[What is being asked]:
Select all lines in the records that include "Users".

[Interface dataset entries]
>>>>

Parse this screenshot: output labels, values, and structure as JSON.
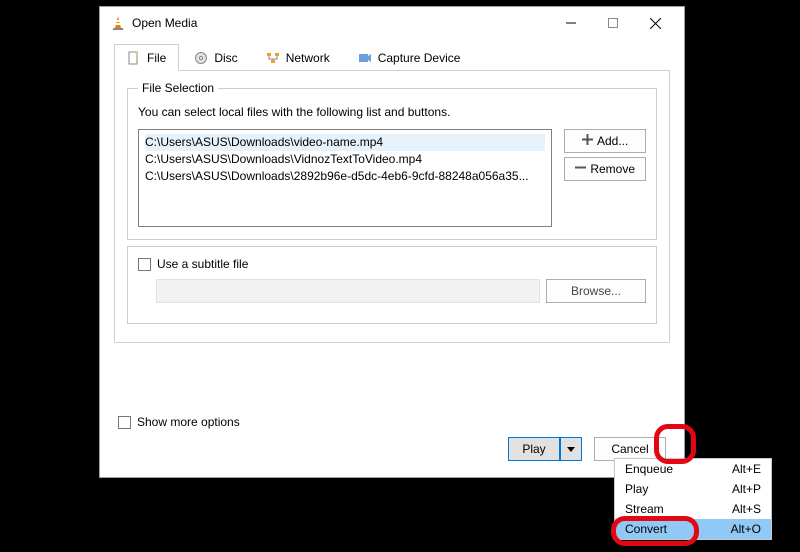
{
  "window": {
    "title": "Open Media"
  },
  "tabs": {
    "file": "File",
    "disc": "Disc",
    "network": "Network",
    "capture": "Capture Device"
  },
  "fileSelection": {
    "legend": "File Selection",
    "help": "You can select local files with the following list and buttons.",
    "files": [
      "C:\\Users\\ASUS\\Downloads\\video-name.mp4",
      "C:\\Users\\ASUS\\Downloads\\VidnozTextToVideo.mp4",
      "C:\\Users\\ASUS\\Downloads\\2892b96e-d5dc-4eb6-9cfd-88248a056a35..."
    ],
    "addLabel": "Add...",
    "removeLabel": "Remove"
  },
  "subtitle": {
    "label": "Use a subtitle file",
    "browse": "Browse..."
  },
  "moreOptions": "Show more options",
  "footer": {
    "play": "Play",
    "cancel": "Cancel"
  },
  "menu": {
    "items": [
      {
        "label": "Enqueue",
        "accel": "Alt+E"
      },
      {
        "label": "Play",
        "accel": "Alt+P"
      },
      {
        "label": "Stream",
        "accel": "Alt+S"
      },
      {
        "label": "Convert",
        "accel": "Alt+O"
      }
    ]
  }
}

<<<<
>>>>

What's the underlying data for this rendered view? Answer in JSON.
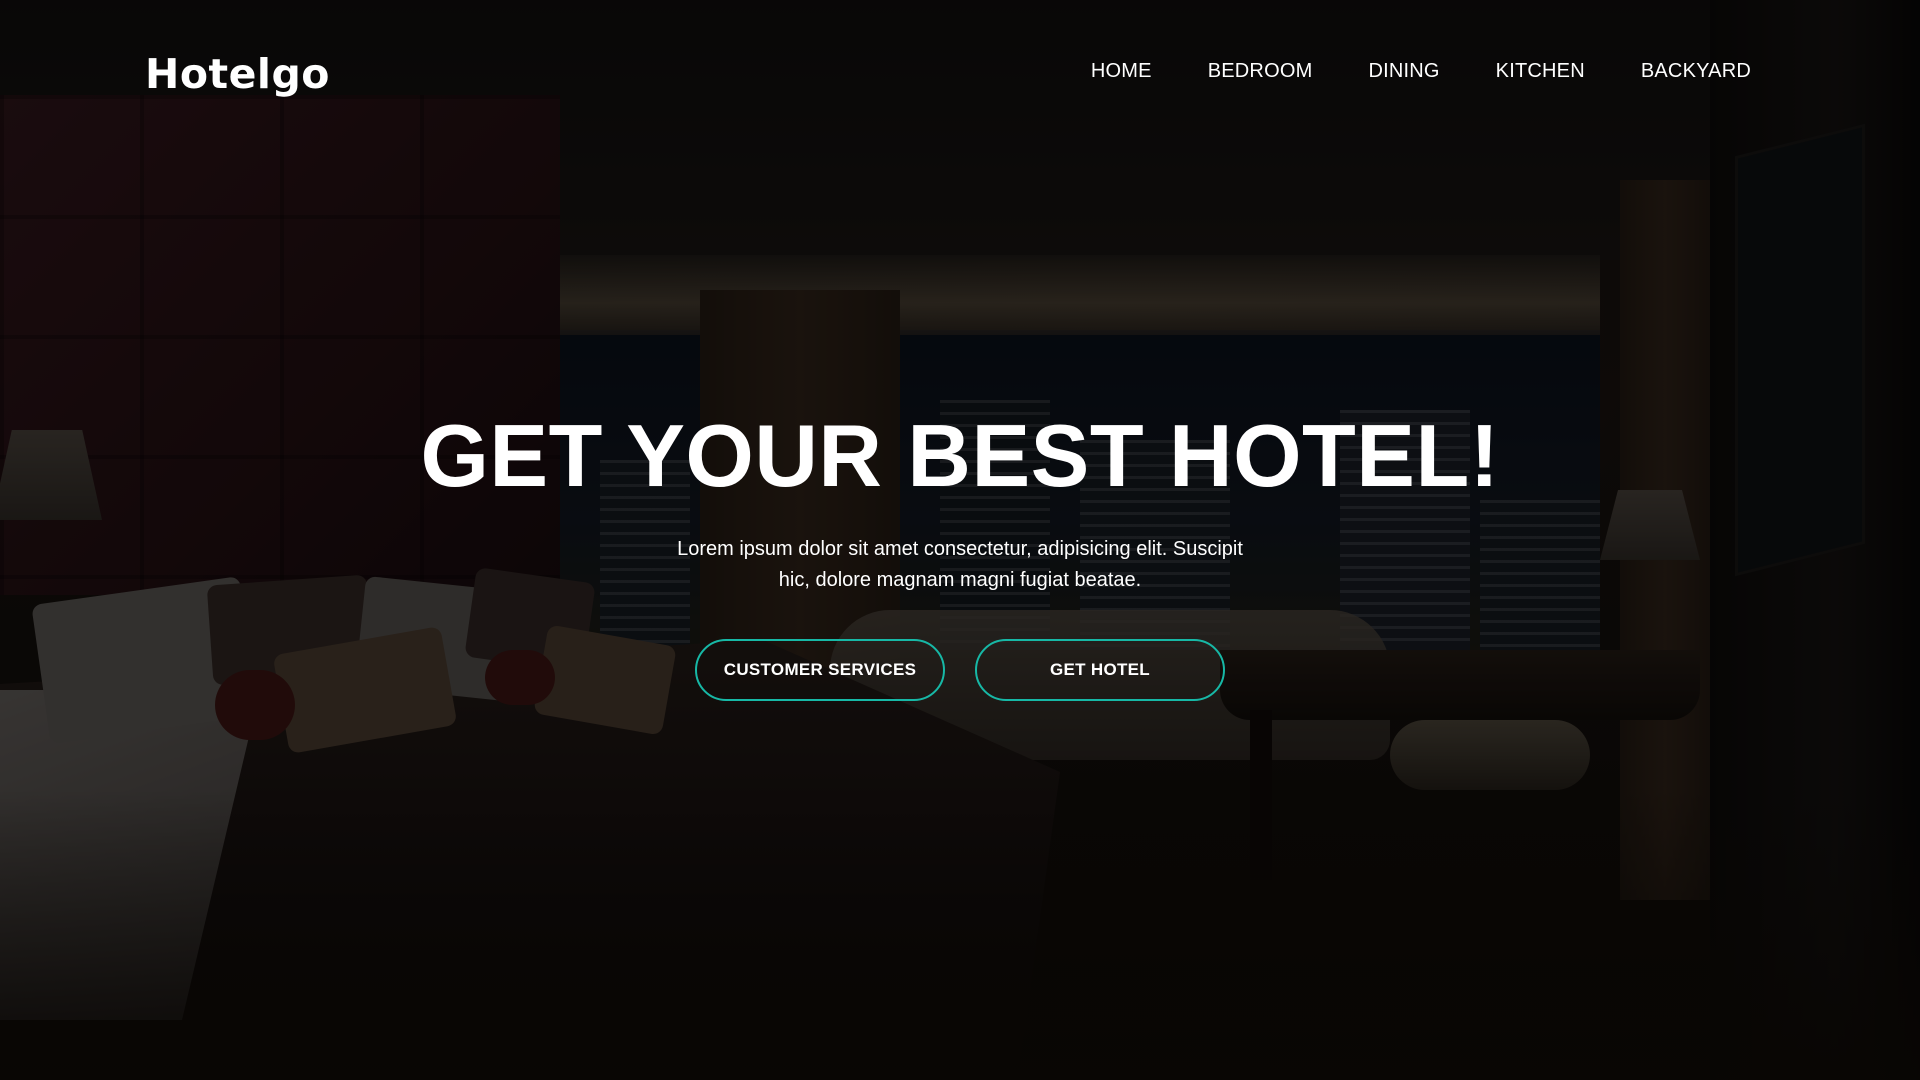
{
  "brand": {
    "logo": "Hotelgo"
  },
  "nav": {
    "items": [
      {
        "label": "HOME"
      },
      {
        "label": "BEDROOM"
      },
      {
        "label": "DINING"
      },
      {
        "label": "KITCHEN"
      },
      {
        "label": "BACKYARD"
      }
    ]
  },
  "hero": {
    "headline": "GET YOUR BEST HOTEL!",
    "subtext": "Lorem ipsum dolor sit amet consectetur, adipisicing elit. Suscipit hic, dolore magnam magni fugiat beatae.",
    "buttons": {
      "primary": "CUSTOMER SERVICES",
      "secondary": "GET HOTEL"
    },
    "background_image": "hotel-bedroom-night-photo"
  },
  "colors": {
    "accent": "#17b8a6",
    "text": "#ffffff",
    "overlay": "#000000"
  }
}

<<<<
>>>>

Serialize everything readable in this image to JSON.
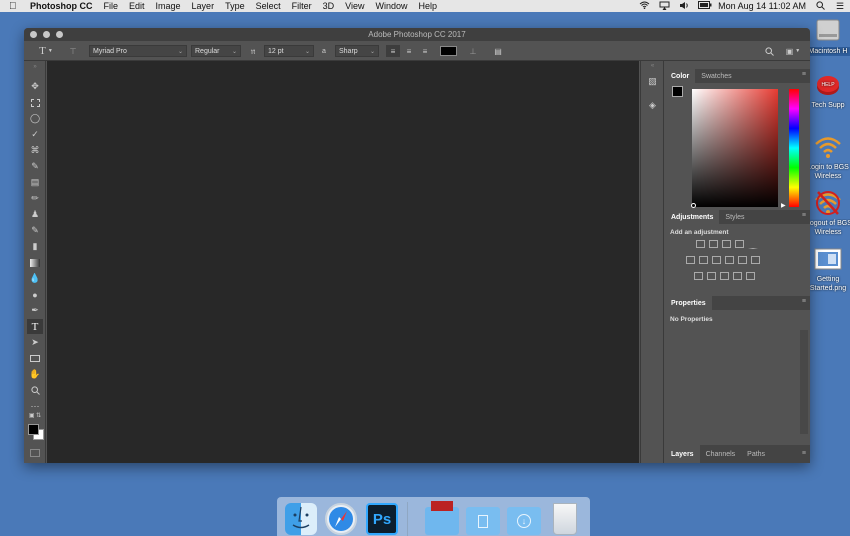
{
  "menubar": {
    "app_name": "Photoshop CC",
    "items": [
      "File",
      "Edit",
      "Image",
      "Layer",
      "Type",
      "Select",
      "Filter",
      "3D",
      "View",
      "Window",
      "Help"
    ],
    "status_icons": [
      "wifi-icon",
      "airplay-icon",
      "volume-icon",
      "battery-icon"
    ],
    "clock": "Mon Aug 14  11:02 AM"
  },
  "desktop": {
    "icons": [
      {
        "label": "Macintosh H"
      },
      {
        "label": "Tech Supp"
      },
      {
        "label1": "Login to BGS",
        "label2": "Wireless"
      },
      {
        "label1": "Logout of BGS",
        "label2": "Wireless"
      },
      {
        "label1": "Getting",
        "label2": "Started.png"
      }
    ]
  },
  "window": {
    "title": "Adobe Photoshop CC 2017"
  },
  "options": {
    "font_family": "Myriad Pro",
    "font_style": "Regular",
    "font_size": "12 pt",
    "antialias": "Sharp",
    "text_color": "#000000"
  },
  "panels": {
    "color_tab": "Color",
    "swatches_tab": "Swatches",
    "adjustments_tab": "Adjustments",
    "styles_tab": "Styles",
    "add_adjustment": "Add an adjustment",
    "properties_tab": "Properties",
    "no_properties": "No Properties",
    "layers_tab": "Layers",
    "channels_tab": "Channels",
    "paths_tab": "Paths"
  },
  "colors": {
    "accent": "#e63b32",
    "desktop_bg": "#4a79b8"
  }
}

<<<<

[Completed task]:
      "C:\\Users\\ASUS\\Downloads\\video-name.mp4",
      "C:\\Users\\ASUS\\Downloads\\VidnozTextToVideo.mp4",
      "C:\\Users\\ASUS\\Downloads\\2892b96e-d5dc-4eb6-9cfd-88248a056a35..."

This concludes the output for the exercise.